The Works Of James Arminius Vol 2 by James Arminius
DISPUTATION XXXIV ON THE PERSON OF OUR LORD JESUS CHRIST
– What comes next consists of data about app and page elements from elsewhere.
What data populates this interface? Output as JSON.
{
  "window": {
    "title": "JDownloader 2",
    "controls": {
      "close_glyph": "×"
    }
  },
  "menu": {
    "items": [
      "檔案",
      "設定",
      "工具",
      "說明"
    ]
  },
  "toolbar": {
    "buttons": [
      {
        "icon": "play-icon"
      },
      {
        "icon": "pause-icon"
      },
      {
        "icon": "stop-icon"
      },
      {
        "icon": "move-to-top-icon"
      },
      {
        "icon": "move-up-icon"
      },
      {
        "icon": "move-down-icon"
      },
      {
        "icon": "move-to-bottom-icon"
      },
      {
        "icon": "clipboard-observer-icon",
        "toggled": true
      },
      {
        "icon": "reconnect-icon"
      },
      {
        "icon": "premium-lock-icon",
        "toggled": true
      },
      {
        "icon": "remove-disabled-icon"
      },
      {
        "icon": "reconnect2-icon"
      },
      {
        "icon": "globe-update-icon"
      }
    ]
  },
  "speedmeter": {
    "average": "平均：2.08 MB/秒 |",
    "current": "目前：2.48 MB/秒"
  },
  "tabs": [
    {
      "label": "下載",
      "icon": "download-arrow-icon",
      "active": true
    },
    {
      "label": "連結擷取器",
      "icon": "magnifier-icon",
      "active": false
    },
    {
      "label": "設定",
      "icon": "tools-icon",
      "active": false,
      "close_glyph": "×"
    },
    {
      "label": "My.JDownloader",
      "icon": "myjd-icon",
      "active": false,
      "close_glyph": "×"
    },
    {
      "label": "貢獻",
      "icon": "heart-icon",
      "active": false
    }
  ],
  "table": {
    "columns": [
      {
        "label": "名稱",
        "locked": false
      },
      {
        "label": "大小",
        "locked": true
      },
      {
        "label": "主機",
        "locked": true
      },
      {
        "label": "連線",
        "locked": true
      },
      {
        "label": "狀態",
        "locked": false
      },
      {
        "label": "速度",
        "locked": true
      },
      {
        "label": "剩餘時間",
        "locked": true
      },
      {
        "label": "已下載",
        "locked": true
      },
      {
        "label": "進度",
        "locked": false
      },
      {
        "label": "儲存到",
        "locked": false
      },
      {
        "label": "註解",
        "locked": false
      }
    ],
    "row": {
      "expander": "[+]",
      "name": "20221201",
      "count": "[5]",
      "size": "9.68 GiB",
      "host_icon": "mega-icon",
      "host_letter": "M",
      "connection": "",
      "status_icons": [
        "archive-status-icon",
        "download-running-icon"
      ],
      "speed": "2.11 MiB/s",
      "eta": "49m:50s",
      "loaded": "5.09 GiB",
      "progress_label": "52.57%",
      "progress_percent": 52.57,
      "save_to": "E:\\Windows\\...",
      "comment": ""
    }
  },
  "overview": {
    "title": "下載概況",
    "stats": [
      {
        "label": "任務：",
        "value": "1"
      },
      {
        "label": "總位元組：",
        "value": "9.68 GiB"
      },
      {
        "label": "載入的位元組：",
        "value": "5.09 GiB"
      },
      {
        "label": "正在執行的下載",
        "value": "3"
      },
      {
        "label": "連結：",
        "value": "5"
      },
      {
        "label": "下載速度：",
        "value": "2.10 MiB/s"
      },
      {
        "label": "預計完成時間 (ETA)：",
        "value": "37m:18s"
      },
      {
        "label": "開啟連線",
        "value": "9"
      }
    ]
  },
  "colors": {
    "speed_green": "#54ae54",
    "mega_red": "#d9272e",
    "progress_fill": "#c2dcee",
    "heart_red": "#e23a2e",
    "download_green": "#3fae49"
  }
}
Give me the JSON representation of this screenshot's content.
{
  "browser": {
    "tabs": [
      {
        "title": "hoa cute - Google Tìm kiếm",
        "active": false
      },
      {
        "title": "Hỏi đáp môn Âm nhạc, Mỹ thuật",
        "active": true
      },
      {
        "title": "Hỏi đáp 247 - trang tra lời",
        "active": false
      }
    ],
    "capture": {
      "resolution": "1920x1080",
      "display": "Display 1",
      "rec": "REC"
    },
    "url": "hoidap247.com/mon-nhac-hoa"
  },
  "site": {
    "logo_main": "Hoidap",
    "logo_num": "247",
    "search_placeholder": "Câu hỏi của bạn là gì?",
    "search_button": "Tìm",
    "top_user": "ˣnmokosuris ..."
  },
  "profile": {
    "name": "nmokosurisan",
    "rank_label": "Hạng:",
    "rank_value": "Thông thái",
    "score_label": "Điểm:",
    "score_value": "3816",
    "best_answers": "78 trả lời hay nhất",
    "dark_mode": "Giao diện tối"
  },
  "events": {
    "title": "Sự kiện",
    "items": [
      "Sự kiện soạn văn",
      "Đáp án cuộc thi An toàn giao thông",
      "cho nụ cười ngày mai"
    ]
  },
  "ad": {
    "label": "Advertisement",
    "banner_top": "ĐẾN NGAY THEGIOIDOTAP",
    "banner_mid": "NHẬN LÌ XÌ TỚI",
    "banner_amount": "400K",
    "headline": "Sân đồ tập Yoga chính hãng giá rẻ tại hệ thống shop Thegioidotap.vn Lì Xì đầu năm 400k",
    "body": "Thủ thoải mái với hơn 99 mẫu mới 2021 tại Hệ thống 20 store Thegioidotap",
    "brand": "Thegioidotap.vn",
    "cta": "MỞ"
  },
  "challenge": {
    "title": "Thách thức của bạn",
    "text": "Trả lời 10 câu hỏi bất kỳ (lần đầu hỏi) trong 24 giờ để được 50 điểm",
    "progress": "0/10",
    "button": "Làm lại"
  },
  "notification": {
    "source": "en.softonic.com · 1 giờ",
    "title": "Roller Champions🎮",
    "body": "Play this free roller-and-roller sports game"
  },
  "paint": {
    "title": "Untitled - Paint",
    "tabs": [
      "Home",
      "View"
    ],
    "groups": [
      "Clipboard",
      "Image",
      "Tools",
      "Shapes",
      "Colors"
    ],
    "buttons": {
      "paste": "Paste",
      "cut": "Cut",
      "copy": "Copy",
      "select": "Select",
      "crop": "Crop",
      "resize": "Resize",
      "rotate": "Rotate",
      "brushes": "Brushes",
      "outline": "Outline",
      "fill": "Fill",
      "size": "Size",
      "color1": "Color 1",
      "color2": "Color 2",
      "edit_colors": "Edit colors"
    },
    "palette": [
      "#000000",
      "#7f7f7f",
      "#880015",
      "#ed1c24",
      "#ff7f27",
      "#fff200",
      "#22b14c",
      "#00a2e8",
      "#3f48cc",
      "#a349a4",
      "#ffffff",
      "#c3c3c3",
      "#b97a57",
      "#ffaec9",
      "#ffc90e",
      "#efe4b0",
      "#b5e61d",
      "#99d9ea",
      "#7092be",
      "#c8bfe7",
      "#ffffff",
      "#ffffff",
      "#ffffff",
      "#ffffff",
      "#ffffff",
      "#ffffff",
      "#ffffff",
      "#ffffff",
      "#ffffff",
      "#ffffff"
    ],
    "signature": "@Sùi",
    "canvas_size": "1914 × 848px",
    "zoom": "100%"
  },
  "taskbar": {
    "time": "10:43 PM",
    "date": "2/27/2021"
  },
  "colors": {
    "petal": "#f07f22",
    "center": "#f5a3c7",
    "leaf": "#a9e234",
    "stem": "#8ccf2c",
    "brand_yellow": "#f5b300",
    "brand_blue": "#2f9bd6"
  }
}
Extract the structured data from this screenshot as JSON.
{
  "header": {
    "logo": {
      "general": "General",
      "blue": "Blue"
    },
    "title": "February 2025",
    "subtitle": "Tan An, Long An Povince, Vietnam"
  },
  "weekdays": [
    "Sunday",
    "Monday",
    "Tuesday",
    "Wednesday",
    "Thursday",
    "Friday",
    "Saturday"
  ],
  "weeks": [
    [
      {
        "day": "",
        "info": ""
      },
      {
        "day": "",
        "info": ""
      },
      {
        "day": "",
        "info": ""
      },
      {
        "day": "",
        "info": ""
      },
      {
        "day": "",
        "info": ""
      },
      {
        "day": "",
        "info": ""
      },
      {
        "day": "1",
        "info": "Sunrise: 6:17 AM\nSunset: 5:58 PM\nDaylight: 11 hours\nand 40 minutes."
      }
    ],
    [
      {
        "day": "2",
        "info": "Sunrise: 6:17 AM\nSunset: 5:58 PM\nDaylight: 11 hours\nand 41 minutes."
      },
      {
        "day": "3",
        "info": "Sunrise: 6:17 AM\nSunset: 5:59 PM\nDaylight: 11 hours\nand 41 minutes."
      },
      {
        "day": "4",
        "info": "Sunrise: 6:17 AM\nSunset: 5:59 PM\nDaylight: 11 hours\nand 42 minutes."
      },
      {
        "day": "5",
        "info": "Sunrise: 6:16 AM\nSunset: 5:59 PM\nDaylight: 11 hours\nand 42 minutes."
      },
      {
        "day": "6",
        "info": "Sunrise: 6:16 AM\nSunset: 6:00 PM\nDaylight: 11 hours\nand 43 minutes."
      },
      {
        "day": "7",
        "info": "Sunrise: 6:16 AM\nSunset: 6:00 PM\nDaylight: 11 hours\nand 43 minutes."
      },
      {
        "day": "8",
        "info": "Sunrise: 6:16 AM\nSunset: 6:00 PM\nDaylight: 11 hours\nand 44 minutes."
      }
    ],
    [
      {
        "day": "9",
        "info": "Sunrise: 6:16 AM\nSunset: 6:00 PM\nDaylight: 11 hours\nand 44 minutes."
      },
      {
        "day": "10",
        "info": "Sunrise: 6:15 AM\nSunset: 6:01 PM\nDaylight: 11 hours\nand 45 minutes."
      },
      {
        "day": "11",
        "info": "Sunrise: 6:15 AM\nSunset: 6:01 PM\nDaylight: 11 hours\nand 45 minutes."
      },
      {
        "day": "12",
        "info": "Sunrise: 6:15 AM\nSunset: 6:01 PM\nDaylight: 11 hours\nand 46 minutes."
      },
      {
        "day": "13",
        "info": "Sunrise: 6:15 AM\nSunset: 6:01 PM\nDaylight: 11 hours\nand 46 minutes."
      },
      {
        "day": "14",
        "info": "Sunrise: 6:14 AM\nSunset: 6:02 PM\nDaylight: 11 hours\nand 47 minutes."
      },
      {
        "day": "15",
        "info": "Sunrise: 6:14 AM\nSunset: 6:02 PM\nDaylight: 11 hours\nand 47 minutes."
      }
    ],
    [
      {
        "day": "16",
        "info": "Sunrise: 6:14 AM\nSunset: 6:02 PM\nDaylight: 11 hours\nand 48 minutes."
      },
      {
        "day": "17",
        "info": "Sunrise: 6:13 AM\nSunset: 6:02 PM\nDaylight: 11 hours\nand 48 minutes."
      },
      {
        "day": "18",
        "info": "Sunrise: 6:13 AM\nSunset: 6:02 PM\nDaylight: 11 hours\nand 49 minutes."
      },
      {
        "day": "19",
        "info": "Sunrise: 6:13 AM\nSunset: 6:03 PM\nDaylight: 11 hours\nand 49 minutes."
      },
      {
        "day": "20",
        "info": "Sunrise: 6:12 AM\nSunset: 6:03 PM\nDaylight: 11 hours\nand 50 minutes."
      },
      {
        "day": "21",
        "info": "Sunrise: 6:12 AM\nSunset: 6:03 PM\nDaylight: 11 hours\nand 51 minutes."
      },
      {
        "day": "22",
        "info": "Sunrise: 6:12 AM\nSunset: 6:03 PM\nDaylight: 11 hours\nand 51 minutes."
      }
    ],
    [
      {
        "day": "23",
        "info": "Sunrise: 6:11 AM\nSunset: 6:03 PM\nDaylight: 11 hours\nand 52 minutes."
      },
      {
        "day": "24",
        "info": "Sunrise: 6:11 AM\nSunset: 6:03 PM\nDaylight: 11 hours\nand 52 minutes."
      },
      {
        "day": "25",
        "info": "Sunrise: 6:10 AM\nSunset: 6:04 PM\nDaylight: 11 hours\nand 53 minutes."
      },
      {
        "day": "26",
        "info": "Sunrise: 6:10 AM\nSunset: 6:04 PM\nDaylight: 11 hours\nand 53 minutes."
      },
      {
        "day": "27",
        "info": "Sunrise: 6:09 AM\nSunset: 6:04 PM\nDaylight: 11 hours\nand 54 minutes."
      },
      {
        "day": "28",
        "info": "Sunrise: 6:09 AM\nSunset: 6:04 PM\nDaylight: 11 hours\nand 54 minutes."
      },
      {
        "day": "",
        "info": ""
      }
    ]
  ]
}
Because our Lord Jesus Christ is the secondary object of the Christian religion, we must further treat on him, as such, in a few disputations. But we account it necessary, in the first place, to consider the person, of what kind he is, in himself. II. We say that this person is the Son of God and the son of man, consisting of two natures, the divine and the human, inseparably united without mixture or confusion, not only according to habitude or indwelling, but likewise by that union which the ancients have correctly denominated hypostatical. III. He has the same nature with the Father, by internal and external communication. IV. He has his human nature from the virgin Mary through the operation of the Holy Spirit, who came upon her and overshadowed her by fecundating her seed, so that from it the promised Messiah should, in a supernatural manner, be born. V. But, according to his human nature, he consists of a body truly organic, and of a soul truly human which quickened or animated his body. In this, he is similar to other persons or human beings, as well as in all the essential and natural properties both of body and soul. VI. From this personal union arises a communication of forms or properties; such communication, however, was not real, as though some things which are proper to the divine nature were effused into the human nature; but it was verbal, yet it rested on the truth of this union, and intimated the closest conjunction of both the natures. COROLLARY The word autoqeov |very God,| so far as it signifies that the Son of God has the divine essence from himself, cannot be ascribed to the Son of God, according to the Scriptures and the sentiments of the Greek and Latin churches.